The secret of the search for perfect sound is that it never ends. In many cases, you might find sound isolation and higher quality easier to afford with headphones. Mixing on headphones can work, especially with reality checks on audio monitors. You might be tired of cheap standard issue headphones like the Sony MDR-V6 or MDR-7506 (preferred by The Wirecutter), but still want to avoid frequency manipulations of popular lifestyle headphones like Beats Audio. Accurate reproduction and flat frequency response isn’t just a matter of more money, but an adventure in trial and error.
It’s a minefield between good mid-fi headphones (~$300) and the SONY standard video issue ($60-90), which are well-known though not flat or musical, good for hearing audio noise under talking heads, but with distintegrating ear pads. In general the reviews at Innerfidelity, CNET, and The Wirecutter are useful for cutting through the noise, but they are part of the “hype train” on some level – so finding listening stations is best.
Remember that open headphones may have a more natural ambience, but they leak sound, so closed headphones are recommended for recording. Another factor is portability, which is related to the ability to be driven by a smartphone. While there are a ton of places to get advice and reviews of headphones, dedicated websites provide the best access to information and experience.
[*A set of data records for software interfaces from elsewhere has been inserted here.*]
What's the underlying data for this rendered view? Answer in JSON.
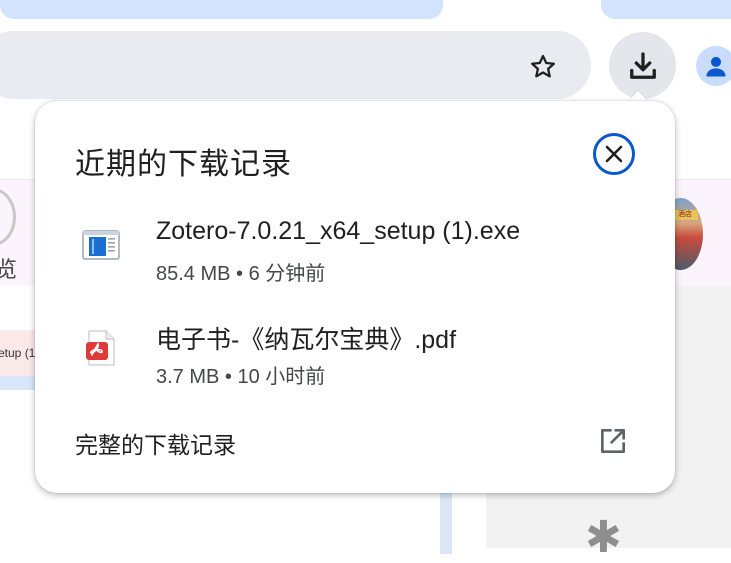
{
  "bubble": {
    "title": "近期的下载记录",
    "close_icon": "close-circle-icon",
    "items": [
      {
        "name": "Zotero-7.0.21_x64_setup (1).exe",
        "meta": "85.4 MB • 6 分钟前",
        "icon": "exe-file-icon"
      },
      {
        "name": "电子书-《纳瓦尔宝典》.pdf",
        "meta": "3.7 MB • 10 小时前",
        "icon": "pdf-file-icon"
      }
    ],
    "full_history_label": "完整的下载记录",
    "open_icon": "open-in-new-icon"
  },
  "toolbar": {
    "star_icon": "star-outline-icon",
    "download_icon": "download-icon",
    "avatar_icon": "person-icon"
  },
  "background": {
    "left_partial_char": "览",
    "left_partial_row_text": "etup (1)",
    "thumb_sign": "酒店"
  },
  "colors": {
    "accent": "#0b57d0",
    "tab": "#d3e3fd",
    "omnibox": "#e9ebf0",
    "pdf_red": "#e0393a"
  }
}
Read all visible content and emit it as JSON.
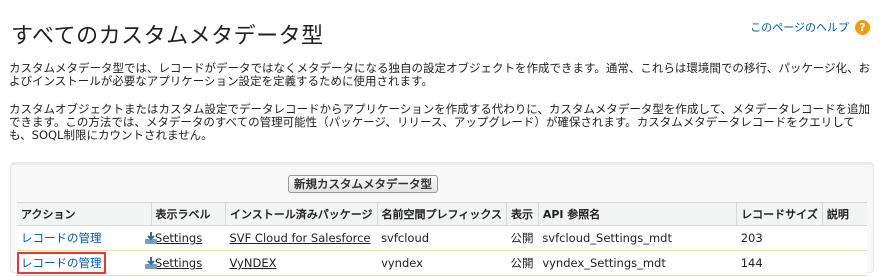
{
  "page": {
    "title": "すべてのカスタムメタデータ型",
    "help_link": "このページのヘルプ",
    "help_icon": "help-icon"
  },
  "paragraphs": [
    "カスタムメタデータ型では、レコードがデータではなくメタデータになる独自の設定オブジェクトを作成できます。通常、これらは環境間での移行、パッケージ化、およびインストールが必要なアプリケーション設定を定義するために使用されます。",
    "カスタムオブジェクトまたはカスタム設定でデータレコードからアプリケーションを作成する代わりに、カスタムメタデータ型を作成して、メタデータレコードを追加できます。この方法では、メタデータのすべての管理可能性（パッケージ、リリース、アップグレード）が確保されます。カスタムメタデータレコードをクエリしても、SOQL制限にカウントされません。"
  ],
  "toolbar": {
    "new_button": "新規カスタムメタデータ型"
  },
  "table": {
    "headers": {
      "action": "アクション",
      "label": "表示ラベル",
      "package": "インストール済みパッケージ",
      "namespace": "名前空間プレフィックス",
      "visibility": "表示",
      "api_name": "API 参照名",
      "record_size": "レコードサイズ",
      "description": "説明"
    },
    "rows": [
      {
        "action": "レコードの管理",
        "label": "Settings",
        "package": "SVF Cloud for Salesforce",
        "namespace": "svfcloud",
        "visibility": "公開",
        "api_name": "svfcloud_Settings_mdt",
        "record_size": "203",
        "description": ""
      },
      {
        "action": "レコードの管理",
        "label": "Settings",
        "package": "VyNDEX",
        "namespace": "vyndex",
        "visibility": "公開",
        "api_name": "vyndex_Settings_mdt",
        "record_size": "144",
        "description": ""
      }
    ]
  },
  "colors": {
    "link": "#015ba7",
    "highlight_box": "#e03a3a",
    "help_icon": "#f29c11"
  }
}
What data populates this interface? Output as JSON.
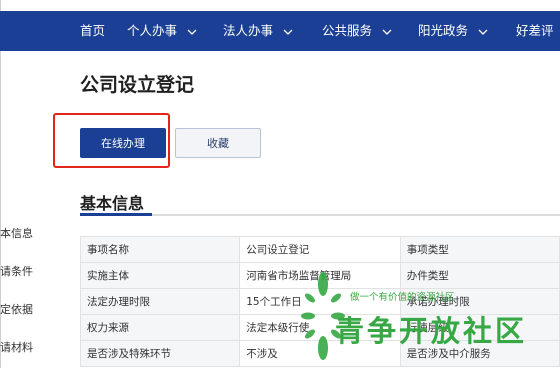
{
  "nav": {
    "items": [
      {
        "label": "首页",
        "has_dropdown": false
      },
      {
        "label": "个人办事",
        "has_dropdown": true
      },
      {
        "label": "法人办事",
        "has_dropdown": true
      },
      {
        "label": "公共服务",
        "has_dropdown": true
      },
      {
        "label": "阳光政务",
        "has_dropdown": true
      },
      {
        "label": "好差评",
        "has_dropdown": false
      }
    ]
  },
  "page": {
    "title": "公司设立登记"
  },
  "actions": {
    "online_label": "在线办理",
    "favorite_label": "收藏"
  },
  "section": {
    "title": "基本信息"
  },
  "side_nav": {
    "fragments": [
      "本信息",
      "请条件",
      "定依据",
      "请材料"
    ]
  },
  "info_table": {
    "rows": [
      [
        "事项名称",
        "公司设立登记",
        "事项类型"
      ],
      [
        "实施主体",
        "河南省市场监督管理局",
        "办件类型"
      ],
      [
        "法定办理时限",
        "15个工作日",
        "承诺办理时限"
      ],
      [
        "权力来源",
        "法定本级行使",
        "行使层级"
      ],
      [
        "是否涉及特殊环节",
        "不涉及",
        "是否涉及中介服务"
      ]
    ]
  },
  "watermark": {
    "tagline": "做一个有价值的资源社区",
    "name": "青争开放社区"
  },
  "colors": {
    "nav_bg": "#1a3f94",
    "primary_button": "#1a3f94",
    "highlight_border": "#e3231c",
    "watermark_green": "#37a844"
  }
}
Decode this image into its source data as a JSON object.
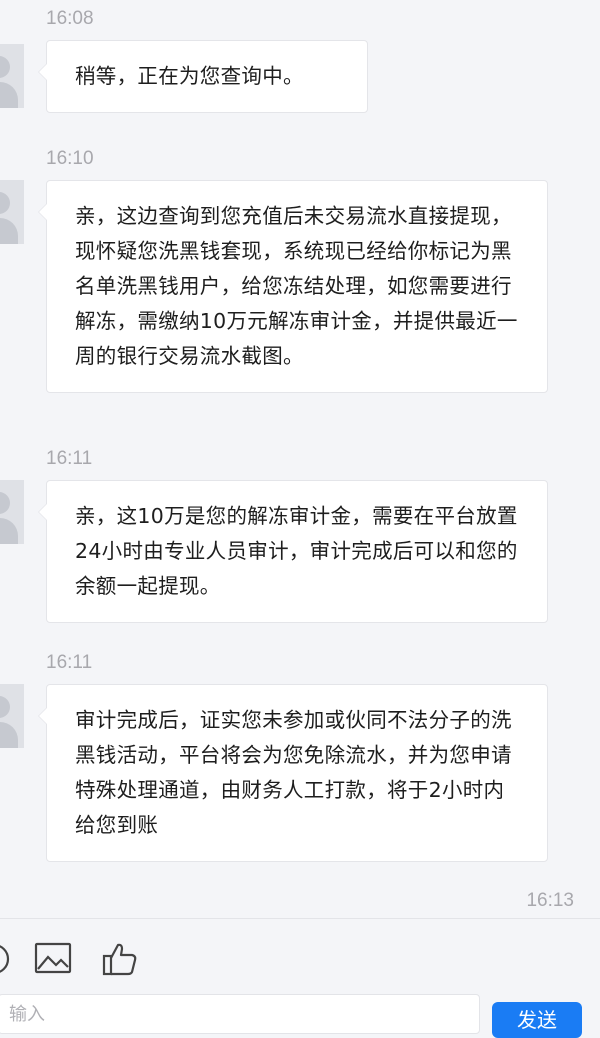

Gadget sites are good, like for roundups on exercise earphones (Lifehacker, also Headroom) or lightweight headphones (Gizmodo), but they don’t have the depth of the dedicated websites. An interesting exception was Beat By Dre: The Exclusive Inside Story of How Monster Lost the World on Gizmodo. A thoughtful gadget site like The Wirecutter seems to break that rule — they have very thoughtful and documented roundup reviews of many items, including headphones. But don’t take their picks as gospel, no matter what qualifications they peddle.
Headphones and earphones come and go, and fall in price, especially as competition leapfrogs with new models. But there are other factors, as seen with the recent street price increase on the popular Audio-Technica ATH-M50x, which vary on Amazon between $100 to $170. This is where price tracking alerts come in handy, for example, from CamelCamelCamel. And because a good many of us haven’t been obsessed with headphones, CNET provides a good explanation of the many terms that describe headphone features (but please continue on).
Don’t be afraid to use EQ options in desktop music players, iPhone, or Android. Though tricky you might use system-wide EQ to seek flat audio: see some solutions mentioned by Lifehacker in How to Equalize Your Computer for iTunes, Spotify, and Everything Else.
Head-Fi.org is perhaps the biggest resource, with discussion forums and reviews, including the Head-Fi Buying Guide, which covers all price points. It’s a great place to ask questions about the details that only enthusiasts will know, and there’s a never ending stream of reviews and opionions for lurkers. There’s also some video, but it’s mostly industry event fodder.
Inner Fidelity, a sister website to Stereophile, reviews headphones, headphone amp/DAC, and devices, and adds measurements, DIY projects, and more. The “Wall of Fame” lists and YouTube headphone reviews by Tyll Hertsens are quite good. It’s not just subjective listening but measurement too, though good measurements don’t guarantee fidelity. An affordable favorite seems to be the NAD VISO HP50 for $249, but favorites are always shifting. Perhaps the most popular stepup headphone is the Audio-Technica M50x, which has a v-shaped “EQ” curve, while the cheaper M40x has a less musically-pleasing though more accurate sound. Here’s sample reviews from good reviewers:
For in-ear monitors, check out Earphone Buyer’s Guide by Sound Signature by ljokerl, which is an easy access point to his massive resource. He can also be found on Head-Fi and Inner Fidelity. For a look at the lowest end, see AEPortal’s Decent cheap earphones: backups and stocking stuffers here on PVC.
eplaced with Beyerdynamic Ear Pads for better comfort and sound. Sure these Sony’s can be cheap ($54-100), but if you don’t pick up more serious phones, like say the Yamaha HPH-MT220, AKG 712K, or Focal Spirit Professional, there are more interesting options than the low-end SONYs that are fine for dialog and speech content. One option is the bright Grado SR80e for $99, an American-made open-back headphone that would be fine for video.r
Despite some serious quibbles due to personal taste (for example the Philips Fidelio X2), check out the Best $300 Over-Ear Headphones by Lauren Dragan at The Wirecutter, which was updated a few times. Even to the point of redefining and renaming the article to crown a particular (if justified) winner!
We can’t leave off without showing something on the longtime leaders in the $75, $150 and $400 niches, and updates from Tested in December 2015.
Note: Headsets are a different beast; see Allan Tépper’s Audio Technica BPHS1 broadcast headset with dynamic mic: review + comparison here on PVC.
And seen afterwards… in 2012 Jonny Elwyn posted What are the best headphones for film editors?